Hastings Urban Farm. Today, about 190 volunteers help H4H maintain a network of 34 apiaries. Some of the volunteers are regular, some are not, but all derive a sense of purpose from, say, tending the pollinator garden or cleaning the drone frames. New moves include a recently launched retail outlet on nearby Powell Street. Called “Bee Space,” its hexagonal shelves are filled with beeswax candles, lotions and salves, and, of course, H4H’s own honey—the sale of which helps offset at least some of the project’s operating costs. It hasn’t been completely smooth sailing, however. In 2013, in the wake of widely reported spending irregularities at the Portland Hotel Society, H4H was one of the affiliated social enterprises singled out as being a waste of taxpayer dollars—unfairly, say those who work with H4H.
At this juncture, H4H’s future is far from certain. The city-owned land won’t be available forever; it’s simply too valuable, and local housing pressures are too great. (The land is currently leased from the city for a nominal annual fee.) That said, the Commons insist that the work is far too important to give up.
“We wouldn’t let that happen,” says Sarah. “It’s unthinkable. At worst, we would reduce our hives.” Her mother agrees. “You don’t want to stop something like this,” reflects Julia. “And, you know, we make great honey.” ■
Hives for Humanity bees build their honeycomb nests; Julia (far left) and Sarah Common at one of H4H’s 34 Vancouver sites; the Vancouver Convention Centre’s 2.4-hectare green roof includes an apiary that can house up to 60,000 bees.
A SWEET GETAWAY

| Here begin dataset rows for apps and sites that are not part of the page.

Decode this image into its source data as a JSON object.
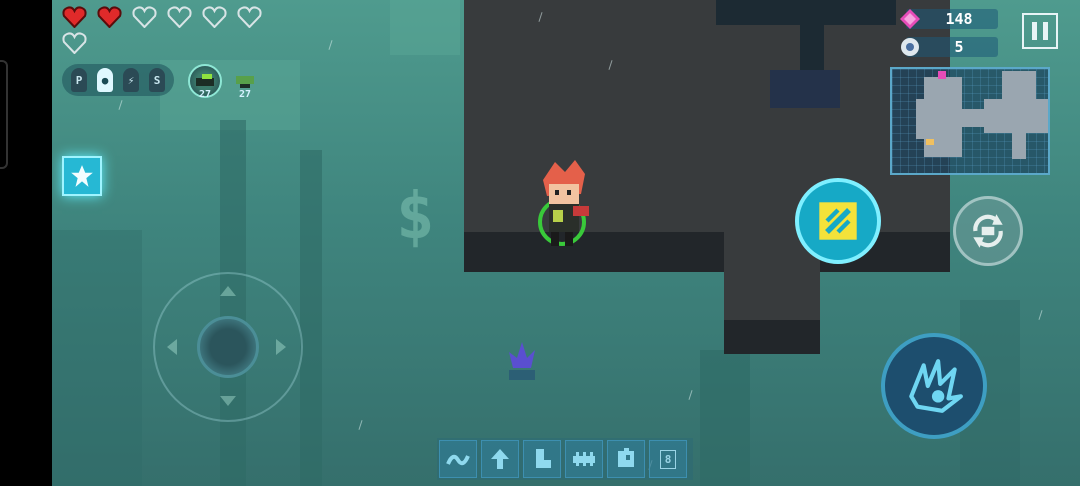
{
  "hud": {
    "hearts": {
      "total": 7,
      "full": 2
    },
    "currency": {
      "gems": "148",
      "cores": "5"
    },
    "buffs": [
      "P",
      "",
      "",
      "S"
    ],
    "followers": [
      {
        "icon": "turret-follower-icon",
        "count": "27"
      },
      {
        "icon": "drone-follower-icon",
        "count": "27"
      }
    ]
  },
  "hotbar": {
    "slots": [
      "wave-skill-icon",
      "arrow-up-icon",
      "boot-icon",
      "fence-icon",
      "puzzle-icon"
    ],
    "key_label": "8"
  },
  "colors": {
    "accent": "#16a9c6",
    "heart_full": "#e02a2a",
    "gem": "#e64cb8",
    "room": "#383b3d"
  }
}
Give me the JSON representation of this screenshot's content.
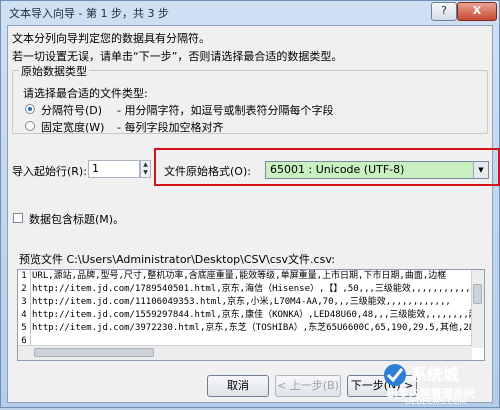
{
  "window": {
    "title": "文本导入向导 - 第 1 步，共 3 步",
    "help_label": "?",
    "close_label": "X"
  },
  "intro": {
    "line1": "文本分列向导判定您的数据具有分隔符。",
    "line2": "若一切设置无误，请单击“下一步”，否则请选择最合适的数据类型。"
  },
  "data_type_group": {
    "legend": "原始数据类型",
    "prompt": "请选择最合适的文件类型:",
    "options": [
      {
        "label": "分隔符号(D)",
        "desc": "- 用分隔字符，如逗号或制表符分隔每个字段",
        "selected": true
      },
      {
        "label": "固定宽度(W)",
        "desc": "- 每列字段加空格对齐",
        "selected": false
      }
    ]
  },
  "start_row": {
    "label": "导入起始行(R):",
    "value": "1"
  },
  "file_origin": {
    "label": "文件原始格式(O):",
    "value": "65001 : Unicode (UTF-8)"
  },
  "headers_checkbox": {
    "label": "数据包含标题(M)。",
    "checked": false
  },
  "preview": {
    "label": "预览文件 C:\\Users\\Administrator\\Desktop\\CSV\\csv文件.csv:",
    "line_numbers": [
      "1",
      "2",
      "3",
      "4",
      "5",
      "6",
      "7"
    ],
    "rows": [
      "URL,源站,品牌,型号,尺寸,整机功率,含底座重量,能效等级,单屏重量,上市日期,下市日期,曲面,边框",
      "http://item.jd.com/1789540501.html,京东,海信（Hisense）,【】,50,,,三级能效,,,,,,,,,,,,,超薄",
      "http://item.jd.com/11106049353.html,京东,小米,L70M4-AA,70,,,三级能效,,,,,,,,,,,,",
      "http://item.jd.com/1559297844.html,京东,康佳（KONKA）,LED48U60,48,,,三级能效,,,,,,,,超高清4K",
      "http://item.jd.com/3972230.html,京东,东芝（TOSHIBA）,东芝65U6600C,65,190,29.5,其他,28.1,20",
      "",
      ""
    ]
  },
  "buttons": {
    "cancel": "取消",
    "back": "< 上一步(B)",
    "next": "下一步(N) >"
  },
  "watermark": {
    "brand": "系统城",
    "tagline": "织梦内容管理系统",
    "domain": "DEDECMS.COM"
  },
  "colors": {
    "highlight_border": "#d4141a",
    "select_fill": "#c8f0c0",
    "title_bar": "#b6cde7"
  }
}
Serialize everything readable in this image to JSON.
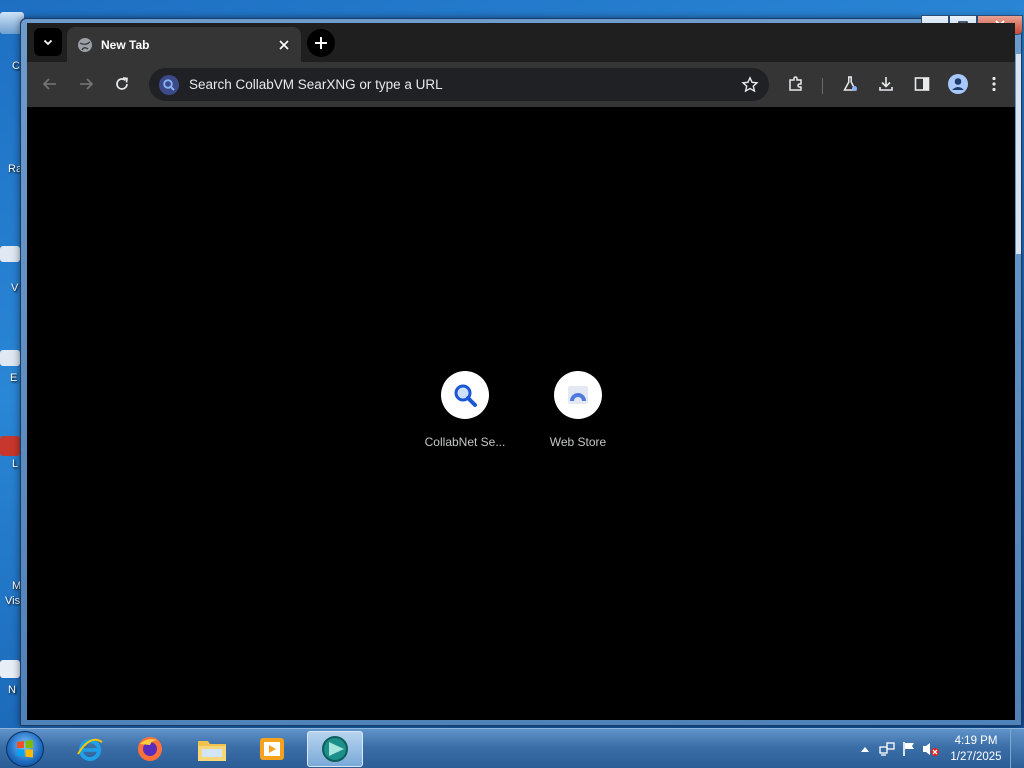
{
  "desktop": {
    "labels": [
      "C",
      "Ra",
      "V",
      "E",
      "L",
      "M",
      "Vis",
      "N"
    ]
  },
  "browser": {
    "tab": {
      "title": "New Tab"
    },
    "omnibox": {
      "placeholder": "Search CollabVM SearXNG or type a URL"
    },
    "shortcuts": [
      {
        "label": "CollabNet Se...",
        "icon": "search-icon"
      },
      {
        "label": "Web Store",
        "icon": "web-store-icon"
      }
    ],
    "colors": {
      "frame": "#1f1f1f",
      "toolbar": "#353535",
      "content": "#000000",
      "accent": "#1a73e8"
    }
  },
  "taskbar": {
    "apps": [
      "internet-explorer-icon",
      "firefox-icon",
      "file-explorer-icon",
      "media-player-icon",
      "browser-icon"
    ],
    "clock": {
      "time": "4:19 PM",
      "date": "1/27/2025"
    }
  }
}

From June through September, Vancouver’s Loden Hotel is offering a “Honey I Helped the Bees” package. Check in to a stylish suite stocked with honey-infused snacks before you are whisked off to Milross Garden to spend an afternoon with Hives for Humanity’s beekeepers and taste fresh honey (which you’ll also take home).Twenty dollars from every booking goes toward Hives for Humanity (from $449 a night, double occupancy, theloden.com).